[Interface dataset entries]
──────────────────────────────
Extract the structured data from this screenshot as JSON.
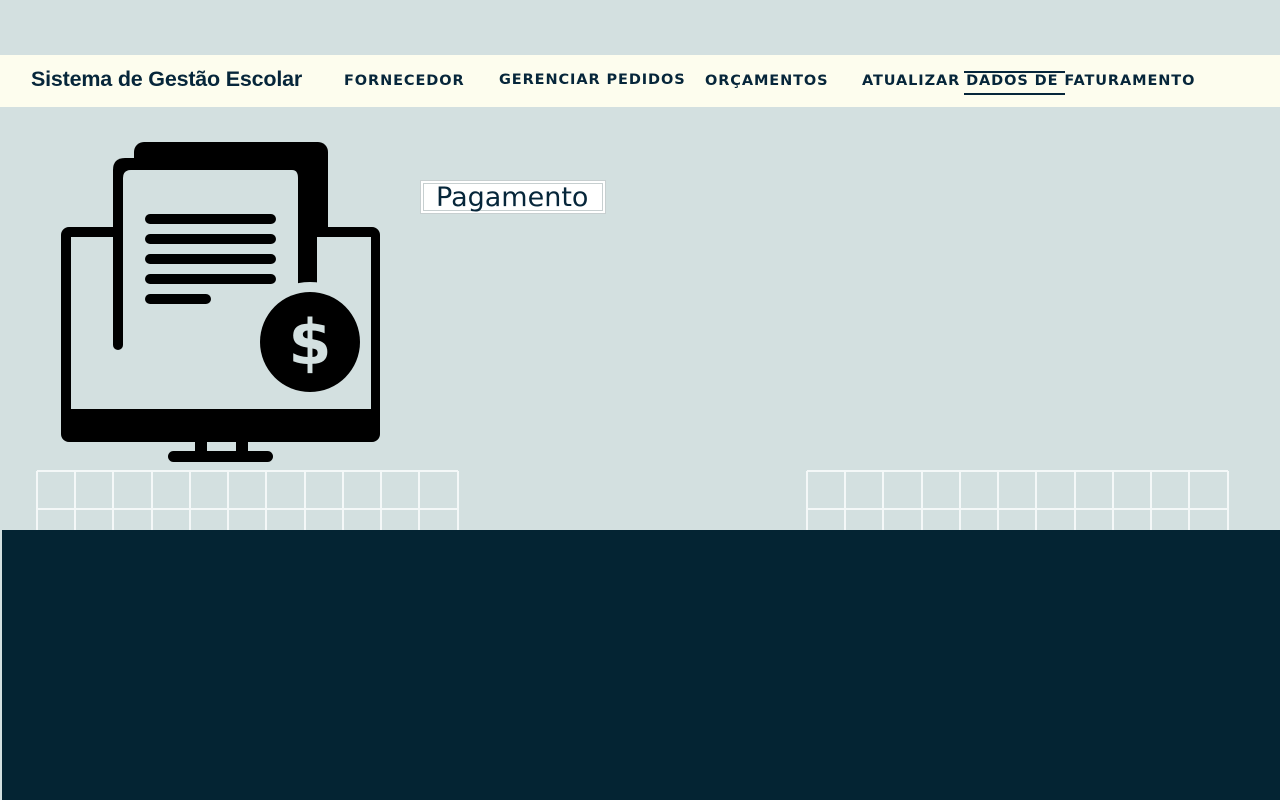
{
  "app": {
    "brand": "Sistema de Gestão Escolar"
  },
  "nav": {
    "items": [
      {
        "label": "FORNECEDOR"
      },
      {
        "label": "GERENCIAR PEDIDOS"
      },
      {
        "label": "ORÇAMENTOS"
      },
      {
        "label": "ATUALIZAR DADOS DE FATURAMENTO"
      }
    ]
  },
  "main": {
    "title": "Pagamento",
    "illustration_icon": "invoice-monitor-dollar-icon"
  },
  "colors": {
    "page_background": "#d3e0e0",
    "navbar_background": "#fdfdee",
    "text_dark": "#06263a",
    "footer_background": "#042433",
    "grid_lines": "#f4f8f8"
  }
}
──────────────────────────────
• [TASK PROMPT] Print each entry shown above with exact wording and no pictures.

• [OUTPUT]
Extract the structured data from this screenshot as JSON.
{
  "app": {
    "brand": "Sistema de Gestão Escolar"
  },
  "nav": {
    "items": [
      {
        "label": "FORNECEDOR"
      },
      {
        "label": "GERENCIAR PEDIDOS"
      },
      {
        "label": "ORÇAMENTOS"
      },
      {
        "label": "ATUALIZAR DADOS DE FATURAMENTO"
      }
    ]
  },
  "main": {
    "title": "Pagamento",
    "illustration_icon": "invoice-monitor-dollar-icon"
  },
  "colors": {
    "page_background": "#d3e0e0",
    "navbar_background": "#fdfdee",
    "text_dark": "#06263a",
    "footer_background": "#042433",
    "grid_lines": "#f4f8f8"
  }
}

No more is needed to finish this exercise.